Danny Wallace and Jamie Littler: Writing funny books for children
Published on: 18 April 2016 Author: Danny Wallace and Jamie Littler
Writer and illustrator team, Danny Wallace and Jamie Littler, talk about the best way to write funny books.
The pair, who have recently collaborated on Hamish and the Never People, also talk about their funniest books and the best things about writing for children.
What are your top three favourite funny children's books and why?
Danny Wallace: I'd say The Twits by Roald Dahl, which shows just how mean and stinky grown-ups can be - and how funny pointless revenge can be too!
The Astounding Broccoli Boy by Frank Cottrell Boyce, because everyone needs to know what they'd do if they turned green.
And I very much enjoy the Tom Gates books by Liz Pichon for the sheer number of ideas and funny moments in each one.
Jamie Littler: Oh man, that's a tough one! But literally reaching into my brain and picking three riiiight now, I would have to say the Mr. Gum series by Andy Stanton (illustrated by David Tazzyman) would be way up there. It's just so bonkers and off the wall, I think I laughed, often out loud like a loon, on nearly every page.
Another one I love is The Stinky Cheese Man and Other Fairly Stupid Tales, by Jon Scieszka (illustrated by Lane Smith). I LOVED this book as a kid (and an adult, which I am supposedly right now). It smashes every rule about how a bedtime story book should look and be read.
And last, but most certainly not least, is an absolute classic (and a bit of a cheat, as it's not one book but many), the books for children written by Roald Dahl (illustrated by Quentin Blake). They're brilliant, funny, gross and nasty (in a funny way, of course).
What's the best type of joke to write for children?
DW: Well, the temptation is to do lots of toilet humour, but I think that while kids enjoy those jokes, they're smarter than that. So I try and include lots of different types - wordplay, a funny image... and of course a *little* toilet humour. Failing that, make fun of their parents, their teachers, their siblings... and them!

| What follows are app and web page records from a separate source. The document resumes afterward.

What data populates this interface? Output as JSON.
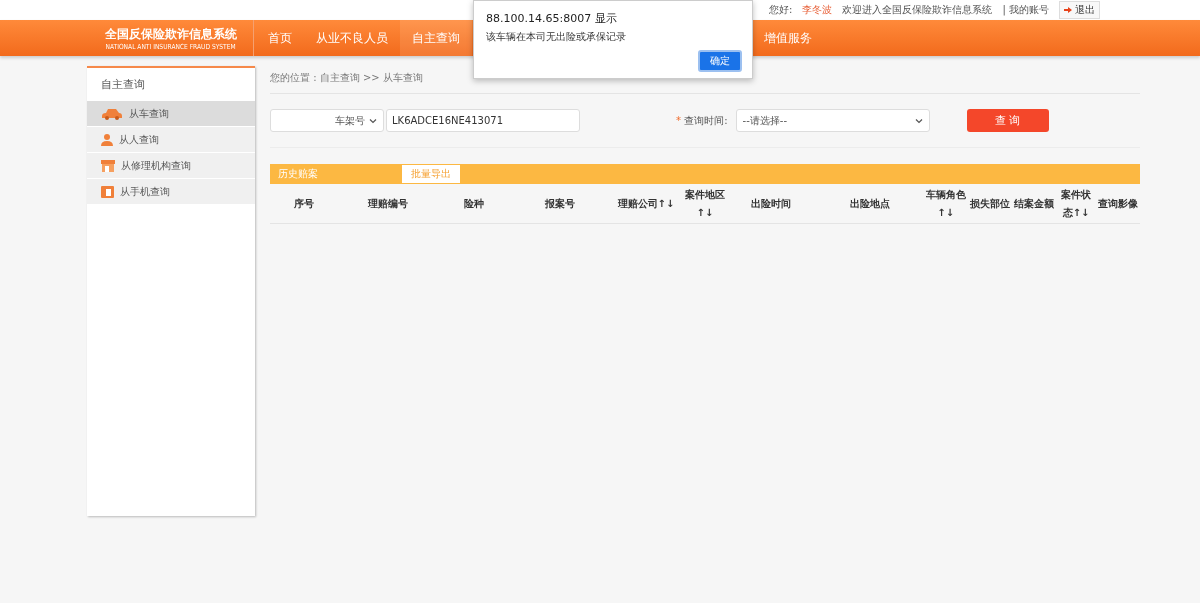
{
  "top_bar": {
    "greeting": "您好:",
    "user": "李冬波",
    "welcome": "欢迎进入全国反保险欺诈信息系统",
    "account": "| 我的账号",
    "logout": "退出"
  },
  "logo": {
    "title": "全国反保险欺诈信息系统",
    "subtitle": "NATIONAL ANTI INSURANCE FRAUD SYSTEM"
  },
  "nav": [
    {
      "label": "首页",
      "selected": false
    },
    {
      "label": "从业不良人员",
      "selected": false
    },
    {
      "label": "自主查询",
      "selected": true
    },
    {
      "label": "增值服务",
      "selected": false
    }
  ],
  "sidebar": {
    "title": "自主查询",
    "items": [
      {
        "label": "从车查询",
        "kind": "car",
        "selected": true
      },
      {
        "label": "从人查询",
        "kind": "person",
        "selected": false
      },
      {
        "label": "从修理机构查询",
        "kind": "shop",
        "selected": false
      },
      {
        "label": "从手机查询",
        "kind": "phone",
        "selected": false
      }
    ]
  },
  "breadcrumb": "您的位置 : 自主查询 >> 从车查询",
  "search": {
    "type_select": "车架号",
    "value": "LK6ADCE16NE413071",
    "required_mark": "*",
    "time_label": "查询时间:",
    "time_select": "--请选择--",
    "button": "查 询"
  },
  "history": {
    "title": "历史赔案",
    "export": "批量导出"
  },
  "table": {
    "columns": [
      "序号",
      "理赔编号",
      "险种",
      "报案号",
      "理赔公司↑↓",
      "案件地区↑↓",
      "出险时间",
      "出险地点",
      "车辆角色↑↓",
      "损失部位",
      "结案金额",
      "案件状态↑↓",
      "查询影像"
    ]
  },
  "dialog": {
    "title": "88.100.14.65:8007 显示",
    "message": "该车辆在本司无出险或承保记录",
    "button": "确定"
  }
}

JL: I always thought books had to be happy, frilly and lovely until I read these as a child, and was blown away by the world of dark humour.
What's the best thing about writing for children?
DW: The best thing is probably imagining them reading it. You need a strong hook - some big concept they can get lost in - and then to people it with characters they'll find silly, endearing or entertaining.
The next best thing is the reaction you get from them if they're into it. They want the next story immediately, and they'll start pitching you ideas for what it should be the second they meet you. I love that.
JL: The best type of joke to draw is one that is, in my opinion, one that is very visual. Hence why I'm drawing it! A crazy, funny expression on a character, something that just looks bizarre (like a poodle riding an inflatable camel through a fancy hotel), or a big, silly action scene (like a poodle riding an inflatable camel jousting with an elephant riding a unicycle.).
A good example in Hamish and the Never People is, at some point in the story, the characters have to dress up in disguises. Drawing these disguises and how each of the character's expressions reacts to having to wear them was a lot of fun.
How does writing funny scenes for children compare to writing comedy for adults? Are there things you write differently for children?
DW: I might find myself wording a sentence one way, and then think, 'no - what's the most direct way of getting to the joke?' Kids' books are shorter, and you want to pack the book full of funny scenes, big set-pieces and little moments so that you keep their eyes rolling along the pages until the very end.
And the good thing is, if you've created your world right, you can make almost anything happen. As big or as silly as you like.
JL: That they 'get' the finer things in life, like fun, imagination and silly antics Children don't approach a book with any pretentiousness or pre-conceptions, they just want to enjoy what they're about to read, no matter how far-fetched, unusual and bizarre the book is.
They can be harsh critics, they won't beat around the bush with reviews, they either like something or they don't, and being able to draw for that kind of authentic audience is always a challenge and a pleasure.
Also, I get to wake up in the morning and draw monsters and robots and characters going on adventures for a living, and I can't think of anything I'd rather be doing. Except maybe being a dragon rider, that would be pretty cool.
Describe a slapstick moment from your own life. Have you slipped on a banana skin, and was it really hilarious?
DW: I have never slipped on a banana skin, but a monkey once threw a ball at my head and then pretended he didn't. That was a wonderful moment. In fact, A Monkey Once Threw a Ball At My Head and Pretended He Didn't will be the name of my autobiography one day.
JL: I haven't myself, much to my eternal regret, but I was once on a camping trip with my friends, in deepest Cornwall, and my friend and I were talking about where that banana skin joke had come from, and whether someone had actually ever slipped over on a banana skin.
At that very moment my friend slipped over, right on his backside, on a banana skin. The banana skin had just been sitting there, in the middle of a field. Many people don't believe that story, but it's completely and honestly true. I'm surprised a clown didn't pop out of a bush and throw a pie at my face.